BRIEF:
Whenever a line below includes the word "fondo", copy that line.
• • • •
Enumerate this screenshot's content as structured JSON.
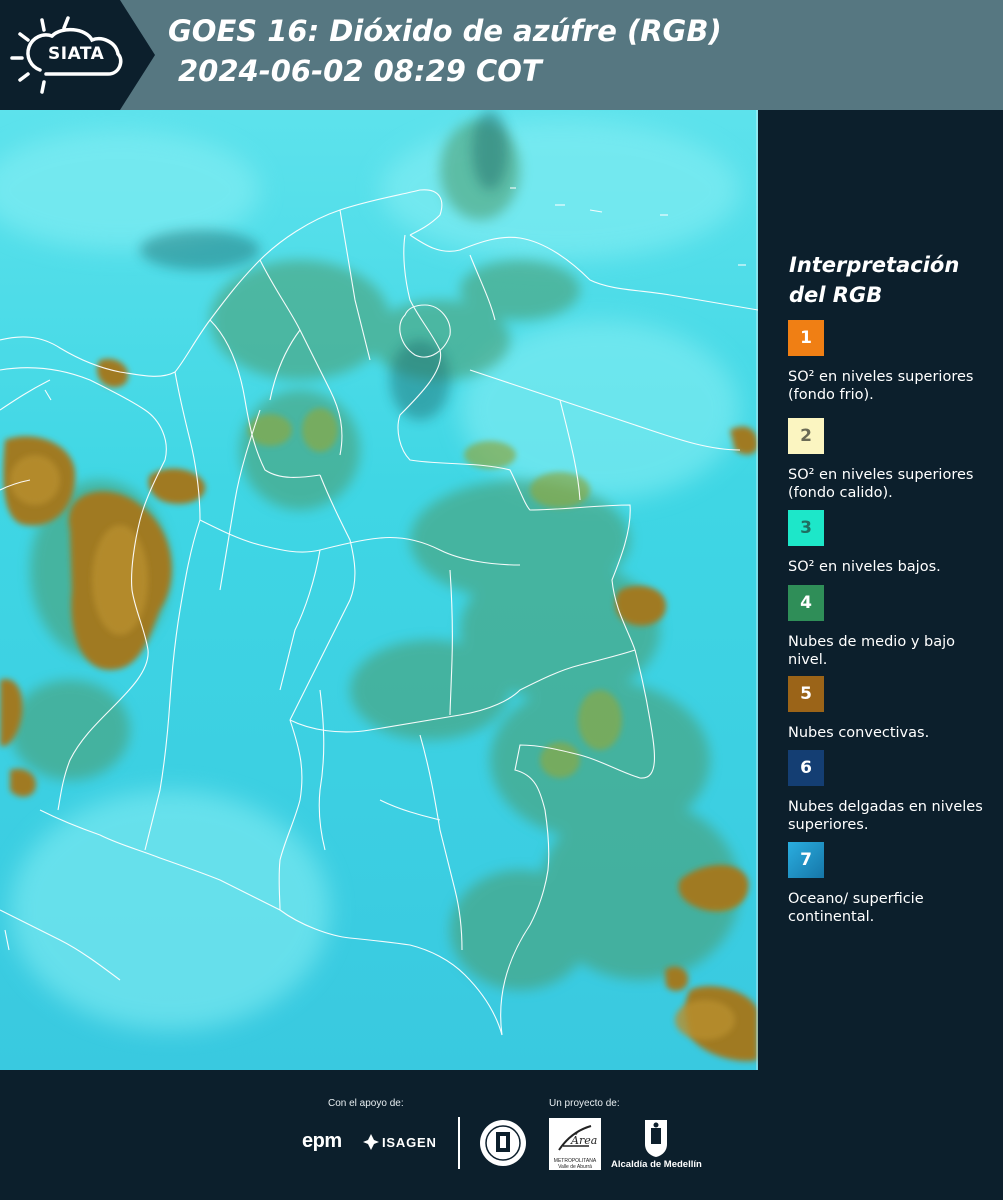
{
  "header": {
    "logo_text": "SIATA",
    "title_line1": "GOES 16: Dióxido de azúfre (RGB)",
    "title_line2": "2024-06-02 08:29 COT"
  },
  "legend": {
    "title": "Interpretación del RGB",
    "items": [
      {
        "number": "1",
        "label": "SO² en niveles superiores (fondo frio).",
        "color": "#f07f14",
        "text_color": "#ffffff"
      },
      {
        "number": "2",
        "label": "SO² en niveles superiores (fondo calido).",
        "color": "#fbf5c1",
        "text_color": "#6b6b55"
      },
      {
        "number": "3",
        "label": "SO² en niveles bajos.",
        "color": "#1de7c9",
        "text_color": "#1f6f61"
      },
      {
        "number": "4",
        "label": "Nubes de medio y bajo nivel.",
        "color": "#2f8e58",
        "text_color": "#ffffff"
      },
      {
        "number": "5",
        "label": "Nubes convectivas.",
        "color": "#9b6418",
        "text_color": "#ffffff"
      },
      {
        "number": "6",
        "label": "Nubes delgadas en niveles superiores.",
        "color": "#143e73",
        "text_color": "#ffffff"
      },
      {
        "number": "7",
        "label": "Oceano/ superficie continental.",
        "color": "#1c8ec8",
        "text_color": "#ffffff"
      }
    ]
  },
  "footer": {
    "support_label": "Con el apoyo de:",
    "project_label": "Un proyecto de:",
    "epm": "epm",
    "isagen": "ISAGEN",
    "area_logo_text": "METROPOLITANA Valle de Aburrá",
    "alcaldia": "Alcaldía de Medellín"
  },
  "colors": {
    "header_bg": "#567781",
    "panel_bg": "#0c1f2c",
    "map_base": "#3fd1e1",
    "convective": "#a07a22",
    "mid_low": "#4c9a6a"
  },
  "icons": [
    "sun-logo-icon",
    "isagen-mark-icon",
    "medellin-seal-icon",
    "area-metropolitana-logo-icon",
    "alcaldia-shield-icon"
  ]
}
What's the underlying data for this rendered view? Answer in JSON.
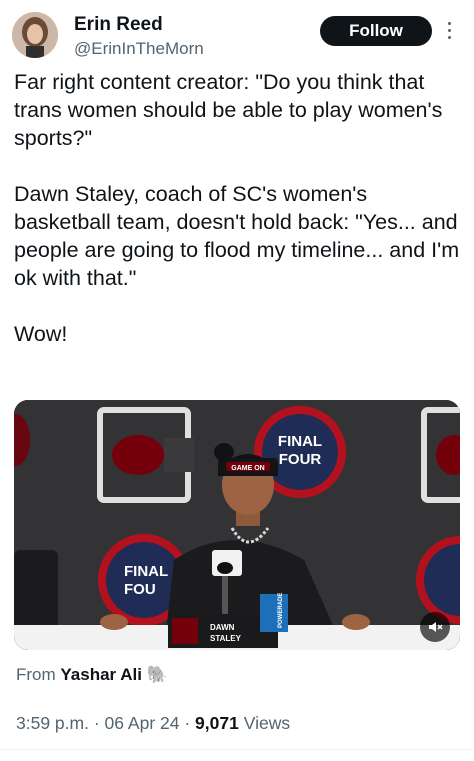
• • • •
SOLUTION TO THIS PROBLEM:
        "label": "SO² en niveles superiores (fondo frio).",
        "label": "SO² en niveles superiores (fondo calido).",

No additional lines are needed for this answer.